Apple and pear seeds
Cherries aren’t the only fruit with poisonous seeds. “Many seeds and pits contain compounds that, when eaten, are digested into cyanide,” Dawson says. “These compounds are collectively known as nitrilosides, which have been proposed as actually being an essential nutrient. However, when consumed in extremely high concentrations, hydrogen cyanide can reach dangerous levels in the body.”
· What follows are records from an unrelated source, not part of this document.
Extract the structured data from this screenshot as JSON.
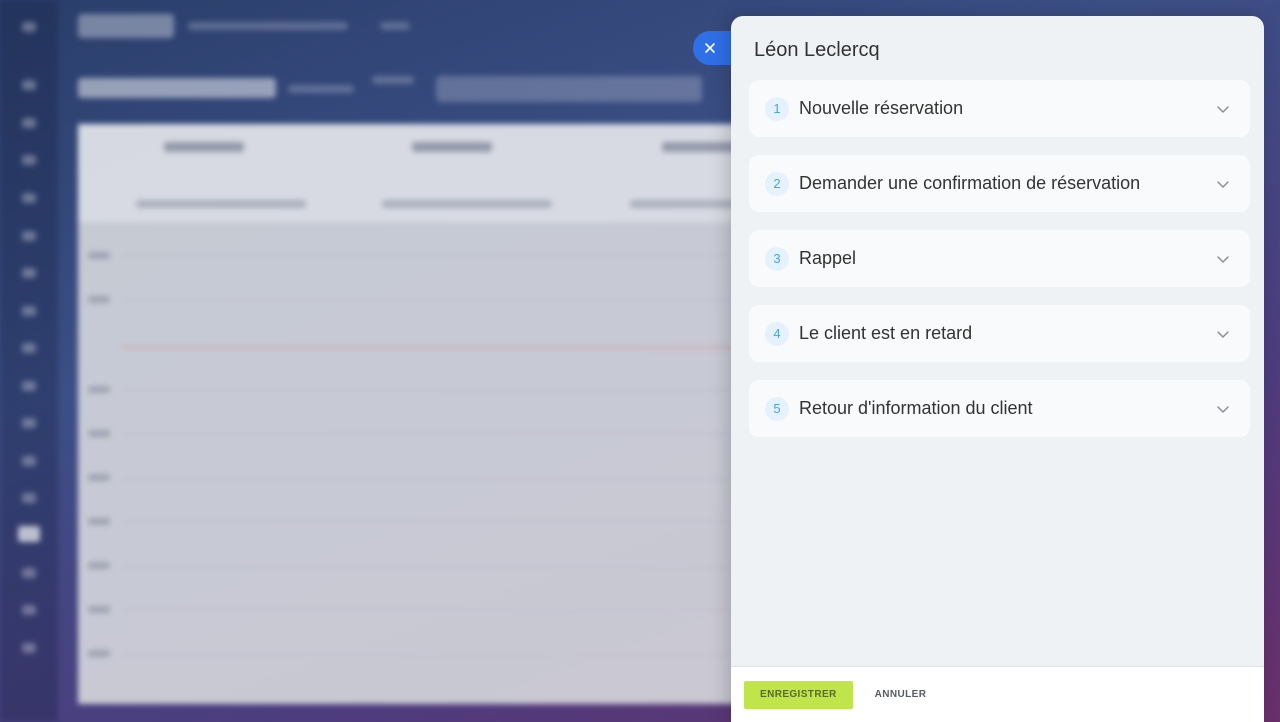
{
  "panel": {
    "title": "Léon Leclercq",
    "steps": [
      {
        "number": "1",
        "label": "Nouvelle réservation"
      },
      {
        "number": "2",
        "label": "Demander une confirmation de réservation"
      },
      {
        "number": "3",
        "label": "Rappel"
      },
      {
        "number": "4",
        "label": "Le client est en retard"
      },
      {
        "number": "5",
        "label": "Retour d'information du client"
      }
    ],
    "footer": {
      "save_label": "ENREGISTRER",
      "cancel_label": "ANNULER"
    }
  },
  "colors": {
    "accent_close": "#2f6fe8",
    "save_button": "#bfe54a",
    "step_number": "#4aa3df"
  },
  "icons": {
    "close": "close-icon",
    "chevron": "chevron-down-icon"
  }
}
This starchy root is another potential poisoner: “It’s similar to cherry pits in that it has cyanogenic glycosides, chemicals that can liberate cyanide,” Winter says. “For [parts] of the world for which cassava is the main source of starch, they have to go through a pretty elaborate procedure to reduce the amounts of cyanide.” Those procedures include peeling and thorough cooking, according to Kitchn. Learn why these foods used to be bad for you—but aren’t anymore.
The national fruit of Jamaica also requires extreme care—although it’s beloved in dishes like ackee and saltfish, it’s also known to cause Jamaican vomiting sickness, according to Medscape. That’s because when it’s unripe, ackee contains a poison called hypoglycin A. The fruit is only safe to eat when it has turned red and opened of its own accord. At that stage, it reveals large black seeds that are poisonous at all stages, as is the skin. Only the yellow flesh is edible.
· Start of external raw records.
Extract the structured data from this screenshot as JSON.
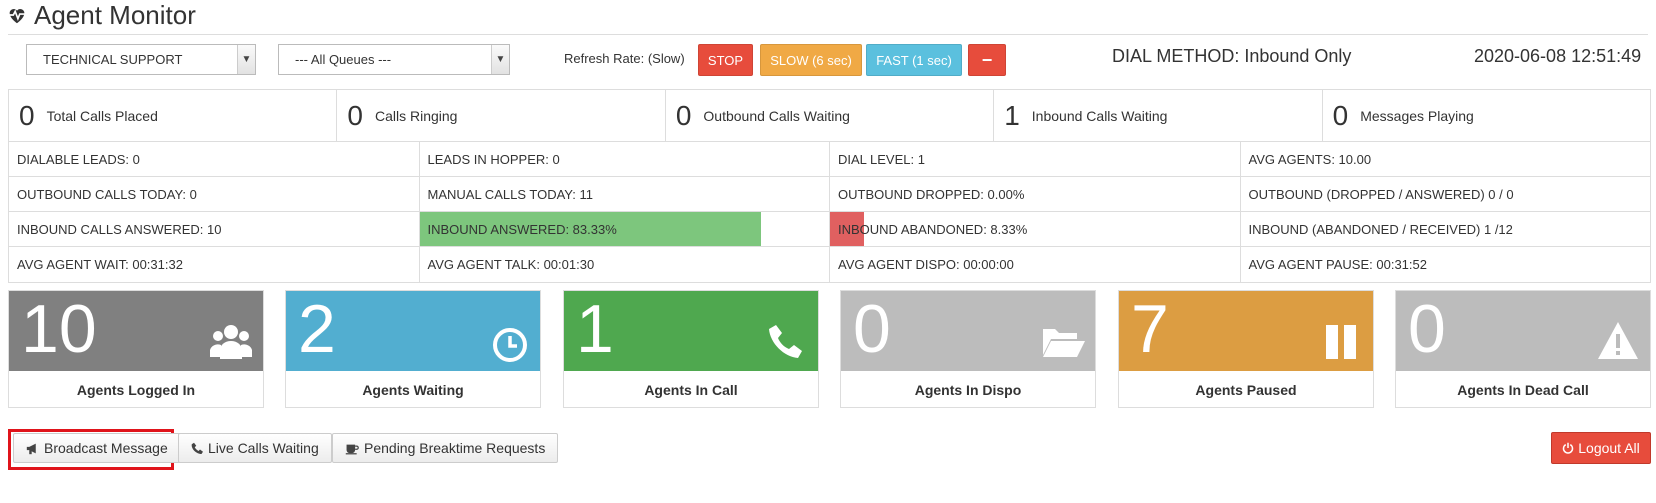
{
  "header": {
    "title": "Agent Monitor",
    "icon": "heartbeat-icon"
  },
  "filters": {
    "campaign": "TECHNICAL SUPPORT",
    "queue": "--- All Queues ---"
  },
  "refresh": {
    "label": "Refresh Rate: (Slow)",
    "stop": "STOP",
    "slow": "SLOW (6 sec)",
    "fast": "FAST (1 sec)",
    "minus": "−"
  },
  "dial_method": "DIAL METHOD: Inbound Only",
  "datetime": "2020-06-08 12:51:49",
  "counters": [
    {
      "value": "0",
      "label": "Total Calls Placed"
    },
    {
      "value": "0",
      "label": "Calls Ringing"
    },
    {
      "value": "0",
      "label": "Outbound Calls Waiting"
    },
    {
      "value": "1",
      "label": "Inbound Calls Waiting"
    },
    {
      "value": "0",
      "label": "Messages Playing"
    }
  ],
  "metrics": [
    [
      "DIALABLE LEADS: 0",
      "LEADS IN HOPPER: 0",
      "DIAL LEVEL: 1",
      "AVG AGENTS: 10.00"
    ],
    [
      "OUTBOUND CALLS TODAY: 0",
      "MANUAL CALLS TODAY: 11",
      "OUTBOUND DROPPED: 0.00%",
      "OUTBOUND (DROPPED / ANSWERED) 0 / 0"
    ],
    [
      "INBOUND CALLS ANSWERED: 10",
      "INBOUND ANSWERED: 83.33%",
      "INBOUND ABANDONED: 8.33%",
      "INBOUND (ABANDONED / RECEIVED) 1 /12"
    ],
    [
      "AVG AGENT WAIT: 00:31:32",
      "AVG AGENT TALK: 00:01:30",
      "AVG AGENT DISPO: 00:00:00",
      "AVG AGENT PAUSE: 00:31:52"
    ]
  ],
  "progress": {
    "inbound_answered_pct": 83.33,
    "inbound_abandoned_pct": 8.33,
    "answered_color": "#7dc67d",
    "abandoned_color": "#e06060"
  },
  "tiles": [
    {
      "value": "10",
      "label": "Agents Logged In",
      "color": "#808080",
      "icon": "users-icon"
    },
    {
      "value": "2",
      "label": "Agents Waiting",
      "color": "#52aed0",
      "icon": "clock-icon"
    },
    {
      "value": "1",
      "label": "Agents In Call",
      "color": "#4fa84f",
      "icon": "phone-icon"
    },
    {
      "value": "0",
      "label": "Agents In Dispo",
      "color": "#bcbcbc",
      "icon": "folder-open-icon"
    },
    {
      "value": "7",
      "label": "Agents Paused",
      "color": "#dc9d42",
      "icon": "pause-icon"
    },
    {
      "value": "0",
      "label": "Agents In Dead Call",
      "color": "#bcbcbc",
      "icon": "warning-icon"
    }
  ],
  "actions": {
    "broadcast": "Broadcast Message",
    "live_calls": "Live Calls Waiting",
    "breaktime": "Pending Breaktime Requests",
    "logout": "Logout All"
  }
}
These berries aren’t usually grown commercially, but they’re pretty easy for foragers to find in the wild across Europe and the United States. They make delicious jams, compotes, syrups, and pies, according to the BBC, but only after they’re cooked. Raw berries (and the plant’s bark and leaves) contain a compound that can cause nausea—the CDC describes an incident in 1983 when a California religious group served fresh elderberry juice, and eight people suffered nausea, vomiting, cramps, and weakness, and some of them complained of dizziness, numbness, and stupor. Parts of the plant can also contain toxic substances—livestock animals have died after eating its roots and young leaves. Check out the weirdest, grossest foods people eat around the world.
“If you’re an experienced mycologist, it’s a great hobby for you,” Winter says. “You know what you’re doing, you know what to avoid.” If, on the other hand, you’re not completely sure what kind of mushroom you’re looking at, don’t pick it. The death cap mushroom’s toxins totally resist cooking and will cause severe illness within hours, leading to coma and eventually death in half of the people who eat it, according to Britannica.com. Numerous other slightly less toxic varieties can cause long-term liver and kidney damage if ingested.
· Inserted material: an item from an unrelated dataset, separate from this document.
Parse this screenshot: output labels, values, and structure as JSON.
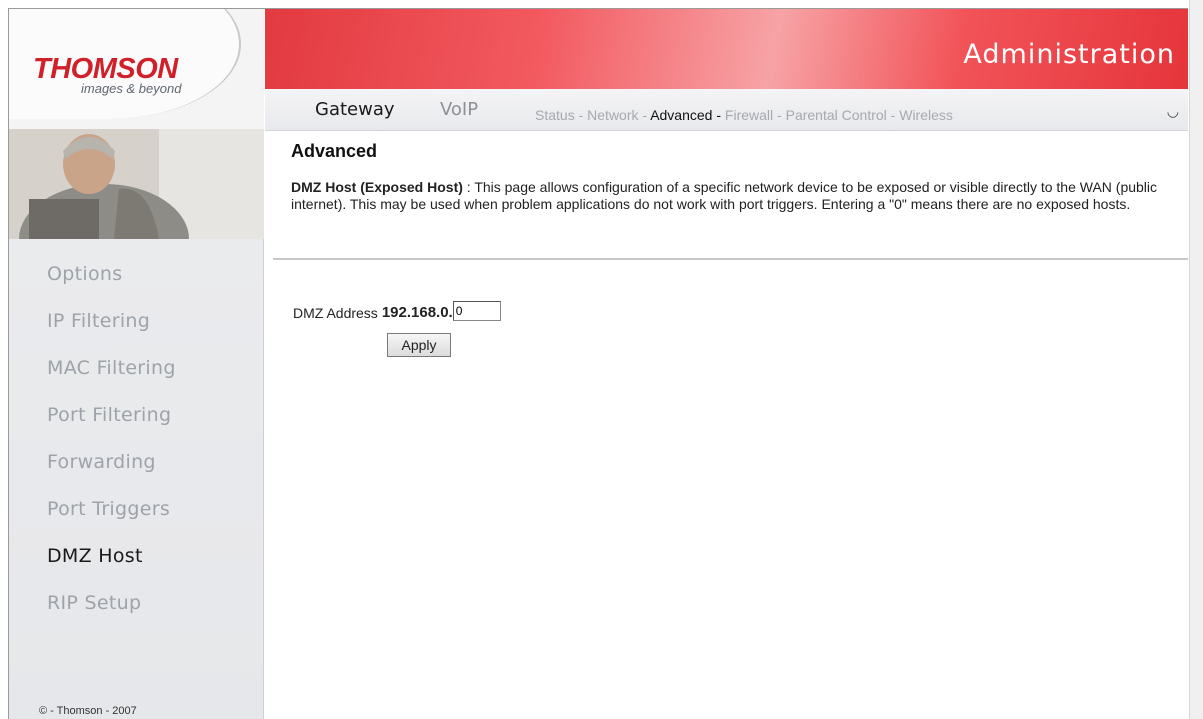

When they’ve been sitting around for a while, exposed to light and warm temperatures, potatoes can start to produce a chemical called solanine that, in high enough concentrations, can cause nausea, headaches, and neurological problems, according to the New York Times. Conveniently, though, you can tell it’s happening because the potatoes turn green—they produce chlorophyll at the same time they’re making solanine. If you see green spots, cut them off your potatoes before cooking. Find out the foods that food safety experts never, ever eat.
Fugu, aka pufferfish, are the second-most poisonous vertebrate in the world (after the golden poison frog), but their meat is sold for hundreds of dollars at high-end restaurants in Japan, reports CNN. Chefs are required to train for three years before passing a test to be sure they’re qualified to prepare the delicacy, but it still causes numerous cases of food poisoning every year—most among fishermen who prepare the fish at home, according to the BBC. Another reason not to eat it? It’s illegal in the U.S.—and so are these 11 other foods.